What is Culpable Driving Causing Death?
Culpable driving is established when an accused person, whilst driving a motor vehicle causes the death of another person either recklessly, criminally negligently or whilst under the influence of drugs or alcohol.
Section 318 of the Crimes Act 1958 states that “a person who by the culpable driving of a motor vehicle causes the death of another, shall be guilty of an indictable offence”. (You can follow the link to read more on indictable offences).
To find a person guilty of the offence the Prosecution need to prove beyond reasonable doubt that:
- You were driving a motor vehicle;
- Your driving was culpable; and
- The culpable driving caused the death of another
Pursuant to section 318(2) of the Crimes Act, ‘culpable driving’ is defined as someone who drives a motor vehicle:
(c) Whilst under the influence of alcohol to such an extent as to be incapable of having proper control of the motor vehicle; or
(d) Whilst under the influence of a drug to such an extent as to be incapable of having proper control of the motor vehicle.
What is the maximum penalty for the offence of Culpable Driving?
If found guilty, the maximum penalty for this offence is 20 years in prison or 2400 penalty units or both.
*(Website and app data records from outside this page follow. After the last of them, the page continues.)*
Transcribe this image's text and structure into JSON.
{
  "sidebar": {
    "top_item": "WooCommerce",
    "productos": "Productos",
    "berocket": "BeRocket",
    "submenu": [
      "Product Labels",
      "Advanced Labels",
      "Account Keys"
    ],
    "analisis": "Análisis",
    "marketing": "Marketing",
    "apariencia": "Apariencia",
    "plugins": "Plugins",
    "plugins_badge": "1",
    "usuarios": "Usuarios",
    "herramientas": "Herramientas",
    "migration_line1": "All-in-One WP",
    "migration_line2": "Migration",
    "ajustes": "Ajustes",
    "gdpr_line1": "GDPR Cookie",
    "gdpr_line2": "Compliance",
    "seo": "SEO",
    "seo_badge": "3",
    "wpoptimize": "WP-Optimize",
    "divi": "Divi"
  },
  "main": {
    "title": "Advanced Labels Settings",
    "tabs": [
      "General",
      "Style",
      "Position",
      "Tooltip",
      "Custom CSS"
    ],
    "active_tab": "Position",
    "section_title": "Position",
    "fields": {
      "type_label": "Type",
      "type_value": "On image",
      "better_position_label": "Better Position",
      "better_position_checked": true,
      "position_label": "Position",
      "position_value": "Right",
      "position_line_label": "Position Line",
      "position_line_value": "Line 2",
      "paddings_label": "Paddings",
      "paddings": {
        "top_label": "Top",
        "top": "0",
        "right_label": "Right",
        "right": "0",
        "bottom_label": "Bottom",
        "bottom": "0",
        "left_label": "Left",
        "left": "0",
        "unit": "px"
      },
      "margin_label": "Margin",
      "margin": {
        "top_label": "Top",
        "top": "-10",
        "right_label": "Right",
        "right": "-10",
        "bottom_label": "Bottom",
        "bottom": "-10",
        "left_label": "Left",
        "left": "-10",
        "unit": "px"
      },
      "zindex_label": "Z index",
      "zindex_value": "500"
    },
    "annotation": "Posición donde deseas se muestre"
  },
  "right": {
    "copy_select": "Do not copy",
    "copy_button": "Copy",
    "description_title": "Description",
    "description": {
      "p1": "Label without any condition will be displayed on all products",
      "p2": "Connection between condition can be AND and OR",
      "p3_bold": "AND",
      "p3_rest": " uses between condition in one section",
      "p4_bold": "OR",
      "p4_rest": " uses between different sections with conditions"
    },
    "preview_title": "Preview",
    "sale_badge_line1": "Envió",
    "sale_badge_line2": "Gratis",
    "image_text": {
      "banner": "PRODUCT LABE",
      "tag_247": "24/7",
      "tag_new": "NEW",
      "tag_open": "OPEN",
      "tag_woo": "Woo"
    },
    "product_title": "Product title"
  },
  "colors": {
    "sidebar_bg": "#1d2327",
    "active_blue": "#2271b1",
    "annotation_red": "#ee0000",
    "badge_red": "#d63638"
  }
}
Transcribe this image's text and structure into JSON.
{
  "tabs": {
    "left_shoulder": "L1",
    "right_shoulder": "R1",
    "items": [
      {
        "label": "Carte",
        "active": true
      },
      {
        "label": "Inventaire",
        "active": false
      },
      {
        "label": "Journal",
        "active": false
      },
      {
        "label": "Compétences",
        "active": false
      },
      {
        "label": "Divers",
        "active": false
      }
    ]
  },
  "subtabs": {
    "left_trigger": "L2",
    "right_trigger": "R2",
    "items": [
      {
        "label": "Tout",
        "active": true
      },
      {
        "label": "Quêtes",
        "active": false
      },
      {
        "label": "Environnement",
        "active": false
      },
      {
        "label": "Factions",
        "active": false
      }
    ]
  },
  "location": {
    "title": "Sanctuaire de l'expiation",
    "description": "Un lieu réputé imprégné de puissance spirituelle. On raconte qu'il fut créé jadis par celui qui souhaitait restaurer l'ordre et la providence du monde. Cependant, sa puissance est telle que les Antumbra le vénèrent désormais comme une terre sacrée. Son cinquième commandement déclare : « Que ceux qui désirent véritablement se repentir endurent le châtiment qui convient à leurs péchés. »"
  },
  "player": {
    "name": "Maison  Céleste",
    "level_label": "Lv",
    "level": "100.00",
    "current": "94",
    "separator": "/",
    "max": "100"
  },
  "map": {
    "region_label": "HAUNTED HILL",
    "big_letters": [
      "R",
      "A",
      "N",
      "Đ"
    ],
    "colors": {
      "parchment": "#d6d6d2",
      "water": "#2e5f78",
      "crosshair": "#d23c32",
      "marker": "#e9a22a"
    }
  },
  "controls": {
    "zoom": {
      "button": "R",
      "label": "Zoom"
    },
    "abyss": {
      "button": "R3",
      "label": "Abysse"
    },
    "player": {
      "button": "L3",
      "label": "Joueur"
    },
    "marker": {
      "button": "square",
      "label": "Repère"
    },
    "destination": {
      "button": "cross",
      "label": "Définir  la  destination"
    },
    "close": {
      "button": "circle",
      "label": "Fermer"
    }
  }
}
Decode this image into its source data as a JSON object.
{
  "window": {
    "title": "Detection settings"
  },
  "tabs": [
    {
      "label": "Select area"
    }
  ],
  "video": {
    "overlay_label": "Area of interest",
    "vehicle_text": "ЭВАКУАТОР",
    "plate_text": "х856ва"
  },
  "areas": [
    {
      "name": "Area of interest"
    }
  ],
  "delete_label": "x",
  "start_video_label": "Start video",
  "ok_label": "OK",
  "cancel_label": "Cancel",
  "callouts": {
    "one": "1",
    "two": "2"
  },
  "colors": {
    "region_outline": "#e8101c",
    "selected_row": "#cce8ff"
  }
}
First offenders might expect 5 to 12 years imprisonment if found guilty in relation to culpable driving causing death. There may be aggravating or mitigating factors for the offending which increase or decrease the term of imprisonment.
The standard sentence for culpable driving is 8 years imprisonment. This is the starting point and only one factor that the court must take into account, it does not mean on a plea of guilty that a person charged with culpable drive will receive 8 years imprisonment.
It is also now a charge that attracts mandatory gaol, and this cannot be a community corrections order and a gaol sentence, it must be a gaol sentence where a parole period is imposed, which means longer than 12 months. There are only rare exceptions where this does not apply.
Consequently it is not surprising that the Sentencing Advisory Council statistics demonstrate that almost 99% of offenders charged with culpable driving causing death receive a term of imprisonment. To see the statistics, please click the link.
In relation to the offenders drivers licence, section 89(2)(b) of the Sentencing Act 1991 specifies that if convicted for the offence of culpable driving, the court must disqualify the offender from driving for at least 24 months.
Where will my case be heard?
The charge must be heard in either the County or Supreme Court. If proceeding as a not guilty plea, the matter must be heard before a jury containing 12 members of the public.
Why is preparation important?
The most crucial aspect of these cases – and all jury trials – is extensive preparation.
After considering the materials and taking instructions, the first question to consider is whether a defence exists. If there is no defence or it is borderline, then next thing that must be considered is whether it is appropriate to offer a plea of guilty to the lesser charge of dangerous driving causing death. There are cases where defendants have not immediately been imprisoned in relation to this lesser charge.
One thing you should never do is run a trial you cannot win. The outcome will be worse, it will be expensive and ultimately is not in your best interests.
If we determine that you have a defence then it must be considered at an early stage. Whenever you run a criminal defence, particularly in relation to culpable driving, it is preferable to have witnesses and documents to support that defence. The more evidence you have to support your case the more likely you are to convince a jury beyond a reasonable doubt that you are not guilty .
Materials that may be required:
- Expert report in relation to the car you were driving. i.e. you are a truck driver and the poor truck maintenance was the cause of the accident.
- Expert report in relation to other vehicles. i.e. another motorist did something that was unexpected, causing the accident. That is born out by a defence analysis of the offending vehicle.
- Expert report to provide contrary evidence to the prosecution expert.
- Research into the area of the collision. Have there been other accidents in the same area with a similar outcome?
- Are there witnesses who were not provided in the initial brief of evidence and who may support your assertion that your were not culpable in your driving?
- Does the prosecution have other materials in their possession that may exonerate you, but have not been revealed after initial disclosure?
The list is endless and is dependent on each case.
Do I need a lawyer?
Due to the serious nature of this offence, we highly recommend you engage a law firm accredited by the Law Institute of Victoria as being criminal law specialists. You need to come to a law firm that has run and won numerous jury trials, and you need to come to a criminal law firm that is committed to getting you the best possible outcome.
If you have been charged with culpable driving causing death then you need to find a law firm with experience in handling these types of cases as it is a very serious offence.
Dribbin & Brown Traffic Lawyers have offices in the Melbourne CBD, Dandenong, Ringwood, Moorabbin, Frankston, Werribee, Geelong and Ballarat. Our team of lawyers have a wealth of experience running culpable driving jury trials and can assist you if you are facing Court.
If you have been charged with culpable driving please don’t hesitate. Call Dribbin & Brown Traffic Lawyers today.